I’m now using Mac for several years on multiple mac’s with varying OS X versions.
I do have bad experience with Apple’s
Reason being probably the fact that I keep a very large mail database on Fastmail imap server. In practice I’m extremely satisfied with Fastmail, often times it’s been very helpful to have ALL old mail communication available.
Off and on I’ve tried to incorporate because of it’s obvious advantages over e.g. Thunderbird in view of DTPO. Each time has failed.
I find this extremely annoying but there just doesn’t seem to be a real solution. (Except from emptying my inbox)
Just as an aside: I’ve never had the same problem with iOS - so why is this working better than on a more powerful OS X platform?
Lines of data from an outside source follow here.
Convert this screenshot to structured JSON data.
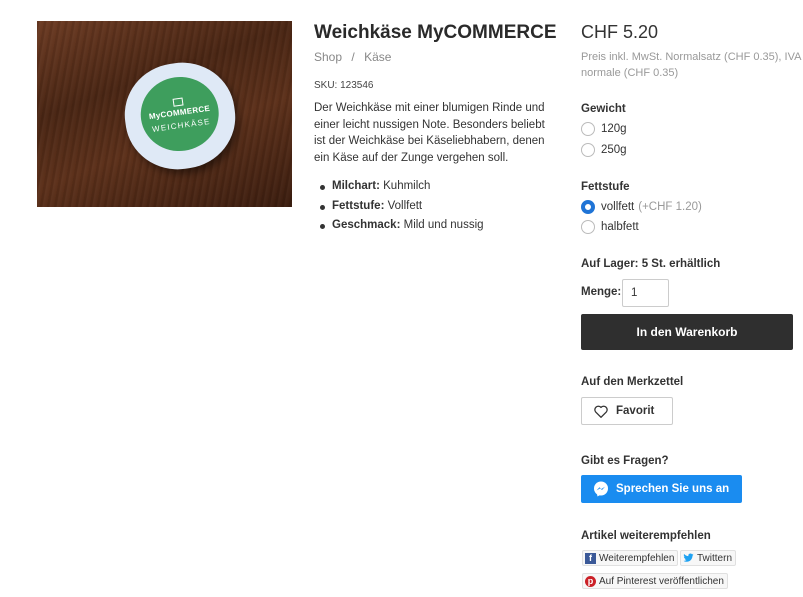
{
  "product": {
    "title": "Weichkäse MyCOMMERCE",
    "image_brand": "MyCOMMERCE",
    "image_name": "WEICHKÄSE",
    "breadcrumb": [
      "Shop",
      "/",
      "Käse"
    ],
    "sku": "SKU: 123546",
    "description": "Der Weichkäse mit einer blumigen Rinde und einer leicht nussigen Note. Besonders beliebt ist der Weichkäse bei Käseliebhabern, denen ein Käse auf der Zunge vergehen soll.",
    "features": [
      {
        "label": "Milchart",
        "value": " Kuhmilch"
      },
      {
        "label": "Fettstufe",
        "value": " Vollfett"
      },
      {
        "label": "Geschmack",
        "value": " Mild und nussig"
      }
    ]
  },
  "buybox": {
    "price": "CHF 5.20",
    "price_note": "Preis inkl. MwSt. Normalsatz (CHF 0.35), IVA normale (CHF 0.35)",
    "weight": {
      "label": "Gewicht",
      "options": [
        {
          "label": "120g",
          "checked": false
        },
        {
          "label": "250g",
          "checked": false
        }
      ]
    },
    "fat": {
      "label": "Fettstufe",
      "options": [
        {
          "label": "vollfett",
          "surcharge": "(+CHF 1.20)",
          "checked": true
        },
        {
          "label": "halbfett",
          "checked": false
        }
      ]
    },
    "stock": "Auf Lager: 5 St. erhältlich",
    "qty_label": "Menge:",
    "qty_value": "1",
    "cart_label": "In den Warenkorb",
    "wishlist_label": "Auf den Merkzettel",
    "favorite_label": "Favorit",
    "questions_label": "Gibt es Fragen?",
    "messenger_label": "Sprechen Sie uns an",
    "share_label": "Artikel weiterempfehlen",
    "share": {
      "facebook": "Weiterempfehlen",
      "twitter": "Twittern",
      "pinterest": "Auf Pinterest veröffentlichen"
    }
  },
  "colors": {
    "accent": "#1f74d6",
    "messenger": "#1a8cf0",
    "cart": "#2f2f2f",
    "cheese_label": "#3e9e5d",
    "facebook": "#3b5998",
    "twitter": "#1da1f2",
    "pinterest": "#cb2027"
  }
}
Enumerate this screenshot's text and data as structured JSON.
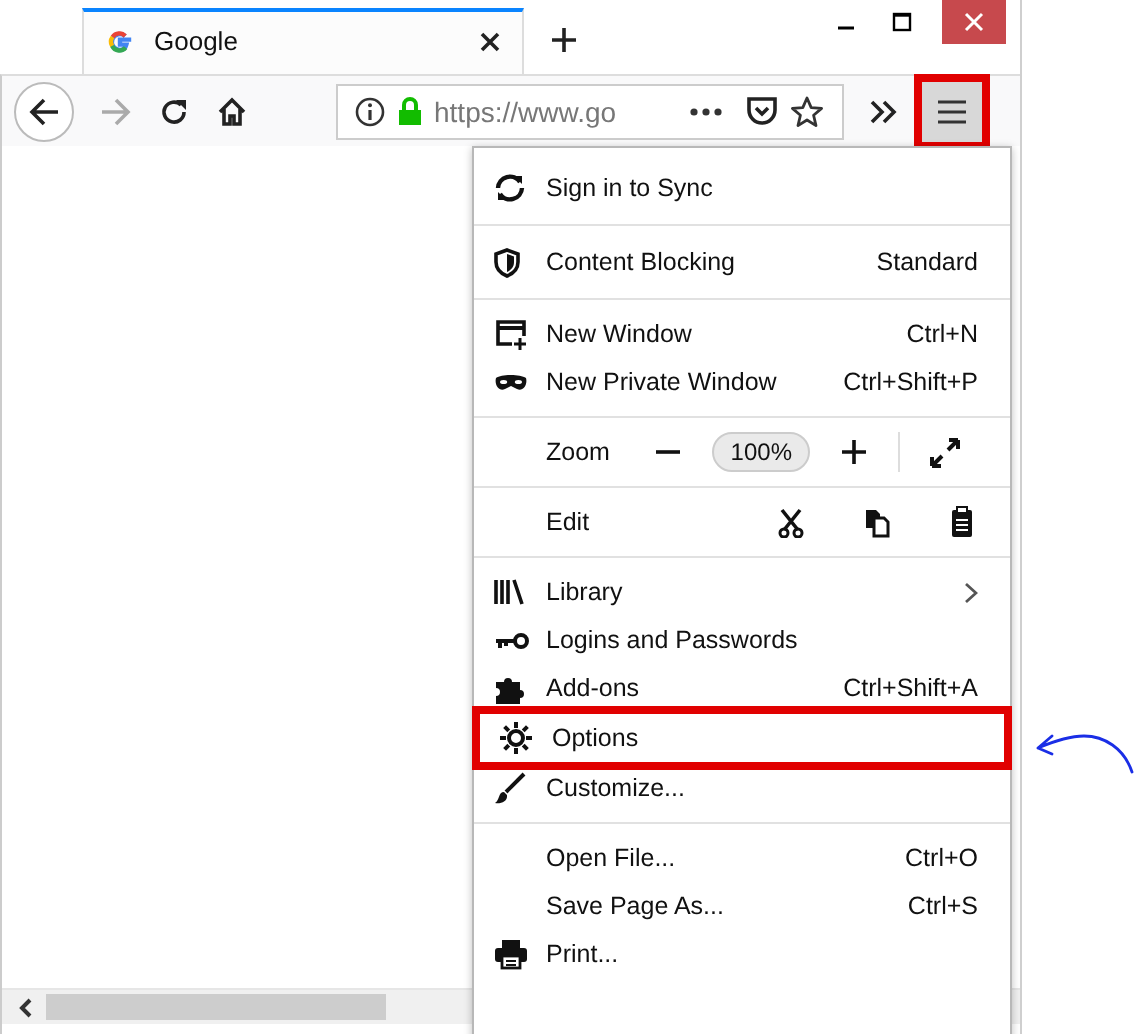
{
  "tab": {
    "title": "Google"
  },
  "toolbar": {
    "url": "https://www.go",
    "menu_button_annotated": true
  },
  "menu": {
    "sections": [
      {
        "items": [
          {
            "kind": "item",
            "label": "Sign in to Sync"
          }
        ]
      },
      {
        "items": [
          {
            "kind": "item",
            "label": "Content Blocking",
            "value": "Standard"
          }
        ]
      },
      {
        "items": [
          {
            "kind": "item",
            "label": "New Window",
            "shortcut": "Ctrl+N"
          },
          {
            "kind": "item",
            "label": "New Private Window",
            "shortcut": "Ctrl+Shift+P"
          }
        ]
      },
      {
        "items": [
          {
            "kind": "zoom",
            "label": "Zoom",
            "value": "100%"
          }
        ]
      },
      {
        "items": [
          {
            "kind": "edit",
            "label": "Edit"
          }
        ]
      },
      {
        "items": [
          {
            "kind": "item",
            "label": "Library",
            "submenu": true
          },
          {
            "kind": "item",
            "label": "Logins and Passwords"
          },
          {
            "kind": "item",
            "label": "Add-ons",
            "shortcut": "Ctrl+Shift+A"
          },
          {
            "kind": "item",
            "label": "Options",
            "annotated": true
          },
          {
            "kind": "item",
            "label": "Customize..."
          }
        ]
      },
      {
        "items": [
          {
            "kind": "item",
            "label": "Open File...",
            "shortcut": "Ctrl+O"
          },
          {
            "kind": "item",
            "label": "Save Page As...",
            "shortcut": "Ctrl+S"
          },
          {
            "kind": "item",
            "label": "Print..."
          }
        ]
      }
    ]
  }
}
Beats me…)

Now to my question:
In order to achieve Inbox Zero
I’m trying to import mail into DTPO (with the intention to get my mailbox size under the unwritten’OS X size limit’
Following Gabe Weatherhead’s guide I stumble at the fact that my inbox shows white, and thus empty…
At the moment there are only some 42 messages in my Inbox, so I don’t think that can be the reason?

I’ve checked on several ‘white’ folders - In they contain messages - In the import window, they show up white and empty…

Any ideas?
Thanks for your suggestions!


According to the screenshot already imported emails are hidden, you might try to disable this option.

See the option in DEVONthink Pro Office Preferences > Email - Previously imported will become replicants.

If that option isn’t checked, DEVONthink will skip messages that have already been captured, in order to avoid duplication.

Checking that option allows me to capture messages individually into a project or other topical group, yet also ensure that if I wish to keep an archive of messages in a mailbox, the archive will be complete.

Replication adds only a few bits of overhead to each instance of a document displayed in multiple locations of a database. Only one file is stored within the database in that case, whereas duplicates each require making separate copies of the file.